Once someone has finished detoxing and their withdrawal symptoms have passed, Brevital addiction treatment should continue in the form of an addiction recovery program. Depending on factors like addiction severity, relapse potential, and physical and mental health, they may benefit more from either living onsite at a facility in an inpatient program or commuting to treatment sessions as part of an outpatient program.
During treatment, clients generally work with their therapist to devise a treatment plan that has been customized with the treatments and therapies that will be most useful in helping them understand their Brevital addiction and work toward being able to manage it more effectively and avoid relapse. Some common treatment elements include behavioral therapy, dual diagnosis treatment, holistic therapy, medication-assisted treatment, and relapse prevention planning.
The dangers of Brevital are fairly apparent in the fact that it is rarely ever prescribed, as even taking it as directed can lead to potentially serious health problems. It has negative interactions with other medications and can result in lethal side effects such as:
It is also extremely easy to fatally overdose on just on its own, let alone when used in combination with other depressants, such as benzos, opioids or alcohol, which greatly increase the risk of a rapid overdose. The symptoms of a Brevital overdose include:
If someone is exhibiting the symptoms of a Brevital overdose, it is critical they receive emergency medical attention as soon as possible, as they may also experience lethal complications commonly associated with Brevital overdoses, such as:
Even if someone manages to survive a Brevital overdose, it is likely they will be left with severe, permanent health problems.
Barbiturates are difficult to get ahold of today because they are so dangerous, which is why, if you or someone you care about is battling with an addiction to Brevital, you need to take action now. The first step is to call Serenity at Summit now to speak with one of our compassionate specialists about finding what treatment program is right for you or your loved one.
Call 844-432-0416 for free and confidential consultations, 24 hours a day, seven days a week, or contact us online to learn more information about the treatment options we offer.
Allan, A. M., Zhang, X., & Baier, L. D. (2003, March). Barbiturate Tolerance: Effects on GABA-Operated Chloride Channel Function. Retrieved from https://www.sciencedirect.com/science/article/pii/000689939291583Z?via=ihub
U.S. Drug Enforcement Administration. (2018, June). Drugs of Abuse: A DEA Resource Guide.
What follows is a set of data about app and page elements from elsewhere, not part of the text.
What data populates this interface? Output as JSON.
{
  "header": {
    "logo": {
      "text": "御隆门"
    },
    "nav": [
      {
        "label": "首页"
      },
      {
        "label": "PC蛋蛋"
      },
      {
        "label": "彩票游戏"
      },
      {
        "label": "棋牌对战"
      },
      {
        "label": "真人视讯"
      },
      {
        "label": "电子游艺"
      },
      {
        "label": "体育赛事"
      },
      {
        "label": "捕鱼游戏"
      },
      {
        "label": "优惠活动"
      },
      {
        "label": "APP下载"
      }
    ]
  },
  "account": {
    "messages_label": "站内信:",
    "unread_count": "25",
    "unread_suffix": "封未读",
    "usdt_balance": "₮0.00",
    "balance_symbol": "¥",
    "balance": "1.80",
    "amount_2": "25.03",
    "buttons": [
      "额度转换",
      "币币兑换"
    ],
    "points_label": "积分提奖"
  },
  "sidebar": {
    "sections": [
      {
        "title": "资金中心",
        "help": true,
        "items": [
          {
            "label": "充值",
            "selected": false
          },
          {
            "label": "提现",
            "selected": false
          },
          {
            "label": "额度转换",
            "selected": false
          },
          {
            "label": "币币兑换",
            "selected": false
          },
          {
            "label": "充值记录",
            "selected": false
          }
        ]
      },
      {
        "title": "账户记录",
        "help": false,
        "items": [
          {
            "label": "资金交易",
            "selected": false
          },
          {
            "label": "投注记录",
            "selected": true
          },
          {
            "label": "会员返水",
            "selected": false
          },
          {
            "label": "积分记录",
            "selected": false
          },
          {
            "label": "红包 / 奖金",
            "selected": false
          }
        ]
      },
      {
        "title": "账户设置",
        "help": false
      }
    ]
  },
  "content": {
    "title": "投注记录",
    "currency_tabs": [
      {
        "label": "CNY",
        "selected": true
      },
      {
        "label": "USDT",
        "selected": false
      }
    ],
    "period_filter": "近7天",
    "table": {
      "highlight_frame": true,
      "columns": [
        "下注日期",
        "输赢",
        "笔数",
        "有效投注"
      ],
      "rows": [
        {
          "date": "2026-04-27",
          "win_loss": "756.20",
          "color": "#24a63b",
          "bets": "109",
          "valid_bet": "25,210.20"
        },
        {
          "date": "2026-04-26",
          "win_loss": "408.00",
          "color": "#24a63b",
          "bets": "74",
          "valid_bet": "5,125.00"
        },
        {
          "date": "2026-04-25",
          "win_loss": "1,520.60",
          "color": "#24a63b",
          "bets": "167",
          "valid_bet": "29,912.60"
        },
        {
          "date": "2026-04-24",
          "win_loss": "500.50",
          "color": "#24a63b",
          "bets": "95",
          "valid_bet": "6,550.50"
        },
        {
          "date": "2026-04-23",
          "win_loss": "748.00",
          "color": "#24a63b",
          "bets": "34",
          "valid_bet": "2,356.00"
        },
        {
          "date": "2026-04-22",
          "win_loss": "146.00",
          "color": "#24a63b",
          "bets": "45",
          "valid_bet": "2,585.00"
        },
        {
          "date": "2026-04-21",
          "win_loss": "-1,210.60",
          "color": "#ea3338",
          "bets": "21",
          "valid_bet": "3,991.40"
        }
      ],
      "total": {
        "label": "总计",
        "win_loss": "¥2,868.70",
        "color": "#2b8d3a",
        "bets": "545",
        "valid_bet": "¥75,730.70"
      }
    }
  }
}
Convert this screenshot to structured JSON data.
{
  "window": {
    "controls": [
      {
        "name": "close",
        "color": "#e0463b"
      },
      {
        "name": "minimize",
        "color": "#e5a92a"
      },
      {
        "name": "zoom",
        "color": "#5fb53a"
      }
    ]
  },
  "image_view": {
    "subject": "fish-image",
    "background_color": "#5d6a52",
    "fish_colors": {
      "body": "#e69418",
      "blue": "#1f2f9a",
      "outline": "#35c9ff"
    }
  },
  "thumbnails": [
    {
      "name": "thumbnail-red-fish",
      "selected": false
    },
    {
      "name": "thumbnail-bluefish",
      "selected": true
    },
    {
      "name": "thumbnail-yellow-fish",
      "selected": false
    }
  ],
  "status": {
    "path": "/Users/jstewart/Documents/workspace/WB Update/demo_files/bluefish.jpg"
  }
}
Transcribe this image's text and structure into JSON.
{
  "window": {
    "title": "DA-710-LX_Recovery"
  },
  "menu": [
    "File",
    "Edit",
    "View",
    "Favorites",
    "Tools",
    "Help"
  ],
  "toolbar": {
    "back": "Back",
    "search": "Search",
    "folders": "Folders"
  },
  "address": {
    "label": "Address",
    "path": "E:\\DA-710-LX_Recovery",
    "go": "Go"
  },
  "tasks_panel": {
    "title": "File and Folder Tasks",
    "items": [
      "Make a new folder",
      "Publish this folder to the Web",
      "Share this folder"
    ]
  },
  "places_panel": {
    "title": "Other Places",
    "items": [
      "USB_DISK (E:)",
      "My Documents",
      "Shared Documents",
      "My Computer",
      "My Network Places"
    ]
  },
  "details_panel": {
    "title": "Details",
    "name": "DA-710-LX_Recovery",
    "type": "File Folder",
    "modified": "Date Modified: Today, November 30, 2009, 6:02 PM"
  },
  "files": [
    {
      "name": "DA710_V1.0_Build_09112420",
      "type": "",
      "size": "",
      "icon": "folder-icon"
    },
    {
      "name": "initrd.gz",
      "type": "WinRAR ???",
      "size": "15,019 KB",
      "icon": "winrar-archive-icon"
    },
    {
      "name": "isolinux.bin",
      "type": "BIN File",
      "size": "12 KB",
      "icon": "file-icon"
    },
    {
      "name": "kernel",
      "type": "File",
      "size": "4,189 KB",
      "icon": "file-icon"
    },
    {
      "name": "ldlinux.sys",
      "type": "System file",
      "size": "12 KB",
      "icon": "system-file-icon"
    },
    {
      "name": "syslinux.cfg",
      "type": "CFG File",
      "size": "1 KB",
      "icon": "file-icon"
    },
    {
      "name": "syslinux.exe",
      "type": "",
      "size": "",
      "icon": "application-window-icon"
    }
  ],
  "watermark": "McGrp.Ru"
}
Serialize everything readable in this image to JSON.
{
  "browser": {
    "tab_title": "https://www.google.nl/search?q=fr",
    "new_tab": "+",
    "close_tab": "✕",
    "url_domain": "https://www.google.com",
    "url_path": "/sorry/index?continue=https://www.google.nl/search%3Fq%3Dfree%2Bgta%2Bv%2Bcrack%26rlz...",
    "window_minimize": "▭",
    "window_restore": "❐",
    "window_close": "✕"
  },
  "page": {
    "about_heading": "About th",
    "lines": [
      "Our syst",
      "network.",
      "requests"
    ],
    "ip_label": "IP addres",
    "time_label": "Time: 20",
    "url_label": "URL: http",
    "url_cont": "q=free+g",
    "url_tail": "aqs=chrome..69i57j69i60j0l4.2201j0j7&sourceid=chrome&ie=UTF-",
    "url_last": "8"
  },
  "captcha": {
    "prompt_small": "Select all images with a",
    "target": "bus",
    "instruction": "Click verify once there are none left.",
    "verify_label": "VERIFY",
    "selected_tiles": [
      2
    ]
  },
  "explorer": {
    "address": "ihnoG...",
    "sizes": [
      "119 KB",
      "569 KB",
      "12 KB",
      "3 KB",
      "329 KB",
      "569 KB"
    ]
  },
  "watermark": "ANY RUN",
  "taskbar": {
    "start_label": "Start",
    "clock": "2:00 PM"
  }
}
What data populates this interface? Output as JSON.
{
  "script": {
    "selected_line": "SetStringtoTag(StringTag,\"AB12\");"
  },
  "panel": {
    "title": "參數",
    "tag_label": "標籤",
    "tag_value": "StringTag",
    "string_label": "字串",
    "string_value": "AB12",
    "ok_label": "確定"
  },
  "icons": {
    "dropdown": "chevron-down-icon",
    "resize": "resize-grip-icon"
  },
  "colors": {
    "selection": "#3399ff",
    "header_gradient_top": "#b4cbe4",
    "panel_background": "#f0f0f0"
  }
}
Retrieved from https://www.dea.gov/sites/default/files/2018-06/drug_of_abuse.pdf
U.S. National Library of Medicine. (2017, September). Barbiturate Intoxication and Overdose. Retrieved from https://medlineplus.gov/ency/article/000951.htm